Letter: IWC must withdraw Crossways plan – town is at capacity

Peter Lloyd says the East Cowes has doubled in size and is unable to cope, with schools, doctors the dentist and drainage at full capacity.

Illustration for crossways development of 154 dwellings

We always welcome a Letter to the Editor to share with our readers – unsurprisingly they don’t always reflect the views of this publication. If you have something you’d like to share, get in touch and of course, your considered comments are welcome below.

This from Peter Lloyd of East Cowes. Ed

The proposed number of  housing at Crossways has increased in a few weeks from 154 at the public consultation, to a possible 165 for outline planning permission.

Why does this administration seem to have a gung-ho, cavalier attitude when it comes to so called regeneration consisting of housing and yet more housing?  I know that the council’s income is tight, but all this administration can see are the £ signs, from the selling of assets such as the land to build houses, Section 106 monies paid by the builder and council tax income.

No long-term employment
They will also tell you that the development will create employment. Yes, at the construction stage, but no long-term employment helping the town’s economy.

This has been proved with the unfinished Hawthorne Meadows development and other completed ones.  

If you add up the housing developments that have been completed within East Cowes, plus the proposed developments including Crossways, Albany Road, Maresfield Road, the Phoenix and Trinity House marshalling yards and the possible Springhill / Norris Castle estate, then without exaggeration the number of new houses built in East Cowes since the start of the regeneration programme, would be the more than the turned down 2,000 homes of the proposed new village at Wellow.  

Doubled in size and unable to cope
East Cowes has had more than its fair share; it has doubled in size and unable to cope with the numbers of people wishing to move here.  

The decision makers will not be affected by their decisions, but the people of East Cowes and Whippingham will be for ever more. 
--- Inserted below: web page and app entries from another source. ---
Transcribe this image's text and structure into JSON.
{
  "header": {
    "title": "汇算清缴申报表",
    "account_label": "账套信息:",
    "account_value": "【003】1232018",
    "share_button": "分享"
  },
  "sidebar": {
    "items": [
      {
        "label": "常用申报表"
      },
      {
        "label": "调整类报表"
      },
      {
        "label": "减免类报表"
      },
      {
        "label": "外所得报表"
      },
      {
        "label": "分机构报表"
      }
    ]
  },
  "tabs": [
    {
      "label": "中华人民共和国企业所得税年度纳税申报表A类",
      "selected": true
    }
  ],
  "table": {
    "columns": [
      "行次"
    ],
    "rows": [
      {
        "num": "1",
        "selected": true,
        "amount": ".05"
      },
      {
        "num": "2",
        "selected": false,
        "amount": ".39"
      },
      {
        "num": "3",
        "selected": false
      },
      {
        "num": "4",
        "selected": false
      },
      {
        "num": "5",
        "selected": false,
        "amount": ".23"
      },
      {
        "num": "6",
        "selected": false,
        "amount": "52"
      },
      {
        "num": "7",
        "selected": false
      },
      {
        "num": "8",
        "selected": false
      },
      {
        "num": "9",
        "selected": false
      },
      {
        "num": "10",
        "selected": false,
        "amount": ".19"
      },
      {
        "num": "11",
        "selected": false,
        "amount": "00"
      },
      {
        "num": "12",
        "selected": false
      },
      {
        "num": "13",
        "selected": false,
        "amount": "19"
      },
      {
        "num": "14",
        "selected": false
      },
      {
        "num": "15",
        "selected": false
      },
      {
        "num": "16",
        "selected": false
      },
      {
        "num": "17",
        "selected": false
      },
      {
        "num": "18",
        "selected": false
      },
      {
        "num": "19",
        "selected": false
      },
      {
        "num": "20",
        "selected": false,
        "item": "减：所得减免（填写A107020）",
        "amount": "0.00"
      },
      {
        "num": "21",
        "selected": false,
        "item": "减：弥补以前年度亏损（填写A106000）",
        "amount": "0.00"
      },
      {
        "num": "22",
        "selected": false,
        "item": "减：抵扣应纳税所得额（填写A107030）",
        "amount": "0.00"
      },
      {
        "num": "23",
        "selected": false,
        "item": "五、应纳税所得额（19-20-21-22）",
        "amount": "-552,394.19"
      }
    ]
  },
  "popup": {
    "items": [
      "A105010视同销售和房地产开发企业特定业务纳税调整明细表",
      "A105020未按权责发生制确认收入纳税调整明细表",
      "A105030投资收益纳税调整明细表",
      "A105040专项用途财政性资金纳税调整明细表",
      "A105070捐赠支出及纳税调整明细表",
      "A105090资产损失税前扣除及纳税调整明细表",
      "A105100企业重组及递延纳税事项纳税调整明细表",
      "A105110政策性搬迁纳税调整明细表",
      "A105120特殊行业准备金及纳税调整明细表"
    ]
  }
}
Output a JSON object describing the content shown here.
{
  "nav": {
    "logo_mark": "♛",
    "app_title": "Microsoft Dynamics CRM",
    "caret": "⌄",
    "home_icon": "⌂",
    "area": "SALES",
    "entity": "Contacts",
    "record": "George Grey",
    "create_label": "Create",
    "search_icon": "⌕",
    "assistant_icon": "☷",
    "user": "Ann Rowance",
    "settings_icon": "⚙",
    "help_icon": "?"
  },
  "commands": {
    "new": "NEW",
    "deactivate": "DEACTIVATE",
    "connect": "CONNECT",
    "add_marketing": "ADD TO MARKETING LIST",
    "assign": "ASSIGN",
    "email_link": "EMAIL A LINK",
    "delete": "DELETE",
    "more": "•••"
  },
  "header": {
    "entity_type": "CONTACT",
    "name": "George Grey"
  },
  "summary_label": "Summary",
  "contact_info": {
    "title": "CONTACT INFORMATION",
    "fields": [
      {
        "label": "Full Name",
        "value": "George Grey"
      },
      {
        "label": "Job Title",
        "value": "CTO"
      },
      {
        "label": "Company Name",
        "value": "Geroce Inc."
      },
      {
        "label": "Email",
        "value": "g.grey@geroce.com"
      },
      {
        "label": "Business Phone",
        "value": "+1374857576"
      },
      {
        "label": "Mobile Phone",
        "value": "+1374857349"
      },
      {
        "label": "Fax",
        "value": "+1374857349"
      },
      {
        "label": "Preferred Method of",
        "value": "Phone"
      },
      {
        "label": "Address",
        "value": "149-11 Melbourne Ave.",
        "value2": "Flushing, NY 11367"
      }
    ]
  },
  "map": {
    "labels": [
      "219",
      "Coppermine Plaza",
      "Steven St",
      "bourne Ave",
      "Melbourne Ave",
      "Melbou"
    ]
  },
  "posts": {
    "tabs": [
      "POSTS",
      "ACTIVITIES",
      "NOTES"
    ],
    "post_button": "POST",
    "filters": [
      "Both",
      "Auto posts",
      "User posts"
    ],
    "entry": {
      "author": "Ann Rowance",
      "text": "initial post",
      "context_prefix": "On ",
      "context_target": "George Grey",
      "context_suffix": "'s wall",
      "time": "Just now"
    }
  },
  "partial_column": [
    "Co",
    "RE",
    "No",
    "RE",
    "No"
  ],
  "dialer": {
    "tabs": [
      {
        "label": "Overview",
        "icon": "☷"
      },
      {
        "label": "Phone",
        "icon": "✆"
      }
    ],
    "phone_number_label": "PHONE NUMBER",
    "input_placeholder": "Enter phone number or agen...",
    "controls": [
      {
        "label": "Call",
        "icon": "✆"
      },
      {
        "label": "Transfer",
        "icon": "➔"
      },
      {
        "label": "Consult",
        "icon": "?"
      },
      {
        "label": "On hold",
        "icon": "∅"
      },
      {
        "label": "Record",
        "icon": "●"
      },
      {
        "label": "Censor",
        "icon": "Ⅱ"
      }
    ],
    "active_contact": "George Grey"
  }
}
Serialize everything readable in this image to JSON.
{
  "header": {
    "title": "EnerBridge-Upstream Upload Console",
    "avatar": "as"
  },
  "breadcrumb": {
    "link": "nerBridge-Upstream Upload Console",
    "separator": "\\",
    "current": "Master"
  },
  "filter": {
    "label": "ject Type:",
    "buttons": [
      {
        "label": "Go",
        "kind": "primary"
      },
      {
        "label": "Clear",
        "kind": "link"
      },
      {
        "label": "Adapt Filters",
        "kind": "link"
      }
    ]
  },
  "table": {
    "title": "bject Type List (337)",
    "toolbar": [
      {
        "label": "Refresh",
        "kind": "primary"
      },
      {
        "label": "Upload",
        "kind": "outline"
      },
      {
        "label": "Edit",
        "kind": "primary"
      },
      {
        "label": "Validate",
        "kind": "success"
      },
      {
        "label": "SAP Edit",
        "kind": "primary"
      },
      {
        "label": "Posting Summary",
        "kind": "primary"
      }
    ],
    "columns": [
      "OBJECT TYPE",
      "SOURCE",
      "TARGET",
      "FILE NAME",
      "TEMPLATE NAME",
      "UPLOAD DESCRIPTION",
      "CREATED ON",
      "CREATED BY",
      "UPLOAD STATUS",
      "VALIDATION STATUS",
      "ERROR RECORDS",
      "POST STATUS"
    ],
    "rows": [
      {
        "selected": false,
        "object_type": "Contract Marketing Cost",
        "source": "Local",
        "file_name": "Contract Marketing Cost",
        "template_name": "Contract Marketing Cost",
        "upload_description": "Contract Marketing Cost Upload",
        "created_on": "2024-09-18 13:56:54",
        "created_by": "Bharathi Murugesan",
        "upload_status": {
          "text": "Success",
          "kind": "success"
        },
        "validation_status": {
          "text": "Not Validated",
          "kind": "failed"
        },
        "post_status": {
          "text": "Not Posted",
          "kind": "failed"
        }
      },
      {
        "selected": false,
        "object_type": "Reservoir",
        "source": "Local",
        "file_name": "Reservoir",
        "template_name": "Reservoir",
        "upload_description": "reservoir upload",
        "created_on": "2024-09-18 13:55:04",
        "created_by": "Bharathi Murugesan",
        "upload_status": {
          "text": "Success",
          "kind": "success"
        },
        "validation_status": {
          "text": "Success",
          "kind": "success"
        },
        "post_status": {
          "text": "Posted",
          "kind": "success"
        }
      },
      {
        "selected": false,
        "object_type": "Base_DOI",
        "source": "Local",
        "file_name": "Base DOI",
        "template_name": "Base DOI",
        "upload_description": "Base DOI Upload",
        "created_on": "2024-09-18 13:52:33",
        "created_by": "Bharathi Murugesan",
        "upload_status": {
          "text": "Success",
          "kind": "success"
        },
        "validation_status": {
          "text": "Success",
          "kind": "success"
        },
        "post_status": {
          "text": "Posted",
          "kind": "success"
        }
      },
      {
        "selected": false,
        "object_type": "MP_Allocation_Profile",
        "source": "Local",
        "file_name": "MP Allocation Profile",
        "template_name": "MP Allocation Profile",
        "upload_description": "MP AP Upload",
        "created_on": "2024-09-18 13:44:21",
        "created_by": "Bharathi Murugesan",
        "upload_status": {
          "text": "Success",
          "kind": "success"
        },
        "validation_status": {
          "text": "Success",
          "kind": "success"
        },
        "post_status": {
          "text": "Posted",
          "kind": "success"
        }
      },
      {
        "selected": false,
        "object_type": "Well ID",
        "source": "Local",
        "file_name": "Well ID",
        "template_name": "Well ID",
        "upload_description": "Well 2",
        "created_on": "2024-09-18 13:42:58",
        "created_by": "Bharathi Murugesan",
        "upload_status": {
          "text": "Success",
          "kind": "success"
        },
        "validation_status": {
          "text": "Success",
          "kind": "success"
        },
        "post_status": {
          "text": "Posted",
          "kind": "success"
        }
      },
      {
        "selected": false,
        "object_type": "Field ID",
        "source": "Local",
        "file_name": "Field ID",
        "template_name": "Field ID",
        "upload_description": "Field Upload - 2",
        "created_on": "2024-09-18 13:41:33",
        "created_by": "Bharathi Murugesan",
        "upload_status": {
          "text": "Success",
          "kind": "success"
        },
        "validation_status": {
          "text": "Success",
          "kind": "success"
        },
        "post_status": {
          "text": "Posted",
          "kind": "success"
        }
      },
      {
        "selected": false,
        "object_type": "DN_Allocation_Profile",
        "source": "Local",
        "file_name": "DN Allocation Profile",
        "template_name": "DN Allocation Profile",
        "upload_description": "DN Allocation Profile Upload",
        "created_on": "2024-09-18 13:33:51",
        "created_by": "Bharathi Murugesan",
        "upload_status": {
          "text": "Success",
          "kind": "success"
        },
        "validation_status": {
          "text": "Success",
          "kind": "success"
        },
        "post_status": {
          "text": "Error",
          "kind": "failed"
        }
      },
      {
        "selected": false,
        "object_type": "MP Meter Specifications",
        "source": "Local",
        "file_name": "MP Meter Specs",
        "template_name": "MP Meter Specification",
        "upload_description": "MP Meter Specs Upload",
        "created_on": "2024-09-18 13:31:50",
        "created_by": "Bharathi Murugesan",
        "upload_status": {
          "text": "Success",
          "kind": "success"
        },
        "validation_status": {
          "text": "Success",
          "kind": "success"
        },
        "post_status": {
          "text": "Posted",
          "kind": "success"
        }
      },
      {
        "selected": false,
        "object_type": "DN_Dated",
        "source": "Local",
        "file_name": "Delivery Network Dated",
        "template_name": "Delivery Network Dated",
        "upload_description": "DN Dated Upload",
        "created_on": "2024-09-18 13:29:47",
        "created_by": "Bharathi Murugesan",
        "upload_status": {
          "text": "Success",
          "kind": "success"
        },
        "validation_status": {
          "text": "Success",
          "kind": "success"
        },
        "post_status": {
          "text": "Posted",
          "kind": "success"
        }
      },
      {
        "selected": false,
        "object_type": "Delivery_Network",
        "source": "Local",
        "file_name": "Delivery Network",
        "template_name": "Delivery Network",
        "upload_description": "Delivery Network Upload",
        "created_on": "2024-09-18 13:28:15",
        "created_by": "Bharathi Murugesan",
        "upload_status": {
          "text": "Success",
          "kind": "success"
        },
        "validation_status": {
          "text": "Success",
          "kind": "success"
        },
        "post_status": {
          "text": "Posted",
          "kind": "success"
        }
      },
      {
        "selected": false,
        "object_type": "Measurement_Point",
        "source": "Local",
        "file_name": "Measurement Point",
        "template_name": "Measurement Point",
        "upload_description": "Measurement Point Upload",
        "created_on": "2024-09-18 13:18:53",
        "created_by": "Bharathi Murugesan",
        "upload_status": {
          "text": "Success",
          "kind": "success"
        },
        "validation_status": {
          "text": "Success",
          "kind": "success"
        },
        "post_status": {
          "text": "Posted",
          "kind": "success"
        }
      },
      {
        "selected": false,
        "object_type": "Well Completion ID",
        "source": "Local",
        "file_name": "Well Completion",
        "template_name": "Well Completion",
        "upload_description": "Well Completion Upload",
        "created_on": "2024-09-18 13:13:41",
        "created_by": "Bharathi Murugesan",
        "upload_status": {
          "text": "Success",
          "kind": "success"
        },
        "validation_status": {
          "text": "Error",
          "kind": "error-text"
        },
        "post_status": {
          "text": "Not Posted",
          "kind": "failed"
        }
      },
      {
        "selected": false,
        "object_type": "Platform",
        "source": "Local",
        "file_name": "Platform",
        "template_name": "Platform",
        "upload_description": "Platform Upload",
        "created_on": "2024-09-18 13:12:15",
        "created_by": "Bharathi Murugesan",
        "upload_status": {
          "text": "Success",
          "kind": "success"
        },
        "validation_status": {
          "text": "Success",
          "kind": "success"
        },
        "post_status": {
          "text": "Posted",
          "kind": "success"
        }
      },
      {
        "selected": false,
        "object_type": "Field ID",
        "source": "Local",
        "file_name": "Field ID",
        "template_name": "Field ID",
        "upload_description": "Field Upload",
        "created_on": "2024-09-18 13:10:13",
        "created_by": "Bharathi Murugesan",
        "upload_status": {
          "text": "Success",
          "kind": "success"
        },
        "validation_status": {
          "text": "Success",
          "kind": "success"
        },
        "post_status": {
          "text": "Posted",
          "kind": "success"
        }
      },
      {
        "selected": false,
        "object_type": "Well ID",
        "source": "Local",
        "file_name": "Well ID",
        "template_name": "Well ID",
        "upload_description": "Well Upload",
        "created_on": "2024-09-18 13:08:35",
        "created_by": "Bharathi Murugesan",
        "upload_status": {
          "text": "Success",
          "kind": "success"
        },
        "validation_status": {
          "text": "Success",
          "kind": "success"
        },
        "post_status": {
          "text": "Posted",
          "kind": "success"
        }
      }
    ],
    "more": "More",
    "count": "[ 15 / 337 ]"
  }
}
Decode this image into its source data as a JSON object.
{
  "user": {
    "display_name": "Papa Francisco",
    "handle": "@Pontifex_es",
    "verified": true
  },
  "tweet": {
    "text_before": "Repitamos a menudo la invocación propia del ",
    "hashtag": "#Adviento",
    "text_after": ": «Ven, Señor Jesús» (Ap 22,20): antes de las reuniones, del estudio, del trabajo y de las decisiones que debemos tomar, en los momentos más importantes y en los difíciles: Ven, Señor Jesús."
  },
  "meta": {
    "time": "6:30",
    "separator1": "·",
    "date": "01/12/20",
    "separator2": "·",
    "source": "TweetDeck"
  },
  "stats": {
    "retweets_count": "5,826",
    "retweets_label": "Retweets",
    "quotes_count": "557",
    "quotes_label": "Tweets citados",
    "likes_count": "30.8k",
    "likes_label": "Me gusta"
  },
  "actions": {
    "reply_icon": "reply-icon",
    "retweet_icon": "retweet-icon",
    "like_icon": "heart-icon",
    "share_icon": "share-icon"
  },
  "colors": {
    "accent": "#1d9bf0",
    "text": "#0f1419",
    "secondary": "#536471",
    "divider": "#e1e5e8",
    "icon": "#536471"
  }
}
They need to understand the implications of this scheme and how their decision will affect the local area and the Island as a whole.  

At full capacity
Local schools, doctors, dentist and drainage are at full capacity now.

It will also increase the pressure on the Island road network and the Island’s Social Services.  

Isolating residents
The building of housing pockets, such as Crossways, helps to destroy the local community by forming an isolated pocket of residents within the town’s community having an adverse impact on the town.

This outskirt of town housing will be of very little benefit to the East Cowes town centre and its vibrancy.  They will most probably head into Newport.

IW Council need to withdraw this application
The IW Council need to listen to, and represent the residents by withdrawing this planning application, as the majority of local residents are opposed to it.

They are going against their own planning department’s Island Plan by building on a Greenfield site that is the last open field preventing the mergence of the settlements of East Cowes and Whippingham.  

Building on this open space would destroy the ecology and environment that the site is now giving.

Wednesday, 4th September, 2019 1:06pm


ShortURL: http://wig.ht/2na9

Filed under: East Cowes, Island-wide, Letter to the Editor, Planning

Any views or opinions presented in the comments below must comply with the Commenting 'House Rules' and are solely those of the author and do not represent those of OnTheWight.

Leave your Reply

5 Comments on "Letter: IWC must withdraw Crossways plan – town is at capacity"

newest oldest most voted

we can only hope but all IWC is £££££ – council tax revenue – dont give a hoot about the fact its a field – buffer between Whippingham and East Cowes – just the fact it will generate an income :(


Agreed. You can understand the temptation though when the Council’s funding has been slashed. But selling off land is wrong and not a long-term solution. Instead we need a decent government that would properly support local government instead of undermining it.

And look at the layout! A ‘village green’ that’s way too small and broken into by car parking. Some of the ‘gardens’ look about a few yards long. But there are wasted ‘green’ edges at the north-west corner and a much bigger but unusable cosmetic wide verge along the road, where you woudn’t want to play games or sunbathe or pick food from any fruit or nut… Read more »
Steve Goodman
Bigger picture – we crashed through the capacity to support too many people consuming too much ages ago, and need to do a lot in a hurry to turn off the taps trashing the town, Island, country, and the only planet we have. Specifically dealing with development’s like this one; why would we need to do it before brownfield space becomes unavailable? Why wouldn’t it be built… Read more »
This development is a typical high density housing development with no support or infrastructure for the new people coming into East Cowes. It doesn’t even deliver the 2025 standards for zero carbon and removing fossil fuel supplies. We need high quality environmentally sound social housing; not this wrong place, wrong scheme green field development. The utterly ludicrous Council Regeneration plan that states new housing brings in Council… Read more »